▼▼▼

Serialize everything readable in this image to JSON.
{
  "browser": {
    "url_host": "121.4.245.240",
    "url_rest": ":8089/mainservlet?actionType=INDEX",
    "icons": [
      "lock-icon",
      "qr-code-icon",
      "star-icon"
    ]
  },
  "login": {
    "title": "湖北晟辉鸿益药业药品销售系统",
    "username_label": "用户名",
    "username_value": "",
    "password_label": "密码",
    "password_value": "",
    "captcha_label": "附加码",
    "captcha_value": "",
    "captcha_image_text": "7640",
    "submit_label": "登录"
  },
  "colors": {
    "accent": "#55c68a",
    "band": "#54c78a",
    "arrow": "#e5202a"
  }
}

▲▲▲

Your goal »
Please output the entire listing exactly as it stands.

Solution to the exercise »
Serialize everything readable in this image to JSON.
{
  "browser": {
    "url_host": "121.4.245.240",
    "url_rest": ":8089/mainservlet?actionType=INDEX",
    "icons": [
      "lock-icon",
      "qr-code-icon",
      "star-icon"
    ]
  },
  "login": {
    "title": "湖北晟辉鸿益药业药品销售系统",
    "username_label": "用户名",
    "username_value": "",
    "password_label": "密码",
    "password_value": "",
    "captcha_label": "附加码",
    "captcha_value": "",
    "captcha_image_text": "7640",
    "submit_label": "登录"
  },
  "colors": {
    "accent": "#55c68a",
    "band": "#54c78a",
    "arrow": "#e5202a"
  }
}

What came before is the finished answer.